But no, we need to meet and re-meet every other character imaginable, topping it all off with an obvious cameo and a limply employed subplot surrounding the romantic relationship between Charles Xavier (James McAvoy) and Moira MacTaggert (Rose Byrne) that was previously developed in X-Men First Class and best left there. There’s also the seemingly endless shots of destruction that aren’t even an impressive display of expensive effects work.
This is a case of having the right pieces, but clouding them with countless other diversions. Why spend so much time on Charles trying to once more pull Magneto back from the brink of disaster if the umpteenth serving of this conflict is going to be summed up with a dialogue exchange carried over word-for-word from the first X-Men movie, back when these characters and their relationship were actually worth caring about?

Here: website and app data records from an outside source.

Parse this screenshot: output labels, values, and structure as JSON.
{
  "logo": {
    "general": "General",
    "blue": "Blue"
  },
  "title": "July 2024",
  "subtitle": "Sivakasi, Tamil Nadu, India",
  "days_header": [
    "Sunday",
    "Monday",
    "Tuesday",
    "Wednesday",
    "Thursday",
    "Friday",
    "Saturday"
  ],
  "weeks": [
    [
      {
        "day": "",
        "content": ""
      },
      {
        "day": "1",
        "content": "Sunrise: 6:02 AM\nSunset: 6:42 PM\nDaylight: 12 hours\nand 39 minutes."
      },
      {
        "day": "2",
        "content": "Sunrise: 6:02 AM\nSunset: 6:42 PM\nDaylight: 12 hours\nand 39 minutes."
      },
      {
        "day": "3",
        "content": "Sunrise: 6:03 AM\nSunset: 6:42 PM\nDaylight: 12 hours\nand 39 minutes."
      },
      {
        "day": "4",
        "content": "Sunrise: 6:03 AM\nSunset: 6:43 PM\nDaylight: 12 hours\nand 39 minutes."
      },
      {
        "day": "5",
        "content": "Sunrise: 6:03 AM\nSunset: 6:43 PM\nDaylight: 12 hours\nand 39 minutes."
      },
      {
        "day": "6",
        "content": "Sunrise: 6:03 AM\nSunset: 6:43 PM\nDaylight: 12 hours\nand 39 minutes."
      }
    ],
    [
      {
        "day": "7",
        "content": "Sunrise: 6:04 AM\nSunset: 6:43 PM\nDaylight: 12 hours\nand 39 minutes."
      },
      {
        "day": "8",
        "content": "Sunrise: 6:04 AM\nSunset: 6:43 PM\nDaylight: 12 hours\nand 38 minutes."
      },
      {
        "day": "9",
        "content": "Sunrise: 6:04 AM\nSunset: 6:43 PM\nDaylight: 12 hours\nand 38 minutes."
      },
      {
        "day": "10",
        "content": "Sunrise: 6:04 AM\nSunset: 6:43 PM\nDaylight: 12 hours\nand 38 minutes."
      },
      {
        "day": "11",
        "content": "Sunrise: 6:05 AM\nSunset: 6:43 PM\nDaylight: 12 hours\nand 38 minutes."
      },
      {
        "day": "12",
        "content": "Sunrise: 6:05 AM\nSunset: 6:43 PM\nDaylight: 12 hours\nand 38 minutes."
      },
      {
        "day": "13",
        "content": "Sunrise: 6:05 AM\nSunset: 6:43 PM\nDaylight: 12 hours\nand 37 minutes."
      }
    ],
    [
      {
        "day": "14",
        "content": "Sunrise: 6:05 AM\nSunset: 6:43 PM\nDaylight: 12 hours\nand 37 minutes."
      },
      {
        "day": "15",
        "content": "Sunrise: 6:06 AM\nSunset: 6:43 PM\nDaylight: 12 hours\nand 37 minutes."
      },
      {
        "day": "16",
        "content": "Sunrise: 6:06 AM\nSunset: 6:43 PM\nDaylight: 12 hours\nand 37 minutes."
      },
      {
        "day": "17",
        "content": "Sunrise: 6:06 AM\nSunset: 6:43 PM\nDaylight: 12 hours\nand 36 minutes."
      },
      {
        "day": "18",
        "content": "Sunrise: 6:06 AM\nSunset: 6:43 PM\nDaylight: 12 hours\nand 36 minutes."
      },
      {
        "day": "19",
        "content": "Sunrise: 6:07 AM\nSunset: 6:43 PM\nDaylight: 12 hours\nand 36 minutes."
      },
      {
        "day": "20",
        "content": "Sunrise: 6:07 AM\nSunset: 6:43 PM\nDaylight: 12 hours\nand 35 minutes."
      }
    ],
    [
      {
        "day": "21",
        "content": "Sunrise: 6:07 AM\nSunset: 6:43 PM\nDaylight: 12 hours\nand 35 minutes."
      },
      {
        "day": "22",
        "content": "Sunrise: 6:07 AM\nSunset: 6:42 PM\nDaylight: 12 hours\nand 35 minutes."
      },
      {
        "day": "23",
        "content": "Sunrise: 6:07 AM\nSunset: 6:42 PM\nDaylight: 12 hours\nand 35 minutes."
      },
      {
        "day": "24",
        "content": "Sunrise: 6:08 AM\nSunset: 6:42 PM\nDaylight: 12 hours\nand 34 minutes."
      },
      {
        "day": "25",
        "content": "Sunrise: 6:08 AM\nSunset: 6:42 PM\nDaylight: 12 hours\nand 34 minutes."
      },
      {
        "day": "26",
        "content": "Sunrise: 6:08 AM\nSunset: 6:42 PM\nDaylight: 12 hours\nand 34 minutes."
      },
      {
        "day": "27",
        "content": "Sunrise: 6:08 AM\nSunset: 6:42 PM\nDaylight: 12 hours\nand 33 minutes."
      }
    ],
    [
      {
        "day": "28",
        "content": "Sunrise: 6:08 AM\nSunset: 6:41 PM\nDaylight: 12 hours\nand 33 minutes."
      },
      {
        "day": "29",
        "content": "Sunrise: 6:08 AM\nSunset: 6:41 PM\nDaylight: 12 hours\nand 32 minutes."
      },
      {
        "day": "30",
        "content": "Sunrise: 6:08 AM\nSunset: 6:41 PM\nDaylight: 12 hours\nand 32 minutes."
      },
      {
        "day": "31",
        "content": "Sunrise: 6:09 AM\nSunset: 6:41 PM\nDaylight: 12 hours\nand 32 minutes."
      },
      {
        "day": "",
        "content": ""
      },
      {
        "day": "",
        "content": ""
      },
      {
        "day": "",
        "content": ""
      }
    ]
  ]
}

Singer seems to be trying to emulate his own X2, which juggled and forwarded multiple arcs without diluting any of them, but that movie worked as a balanced expansion and extension of the more intimate franchise-launching X-Men. Apocalypse is covering territory we’ve seen explored many times before and it attends to multiple arcs out of some misplaced sense of duty instead of telling the stories of characters with something new to offer.
So Jean’s story is buried under loads of weightless CGI rubble as a ridiculous-looking villain floats around spewing his evil ideology while thirtysomething James McAvoy inches ever closer to looking like Patrick Stewart and Olivia Munn strikes a pose in her underwear. Oh, and don’t forget the city carnage. You can never have your fill of shots showing digital cities being flattened, unless you’ve actually watched other blockbuster movies of the past few years. Nearly destroying the world sure is bland when it’s threatened week after week. Saving it, of course, is where the juicy details lie, but the emotion on display here is all recycled sap.
Singer once made the X-Men interesting by wrapping the franchise around a conversation about the perception of superiority and the scars of prejudice. With nothing more to add to the subject, he now seems preoccupied with what it looks like when one powerful mutant telepathically smacks another powerful mutant. It’s the kind of thing we’ve seen too frequently too recently, a comparison of abilities that isn’t personal, meaningful, or memorable. Now these characters are just action figures tossed into the digital fray. Perhaps a punch is worth a thousand pixels, but surely heart and originality are worth more.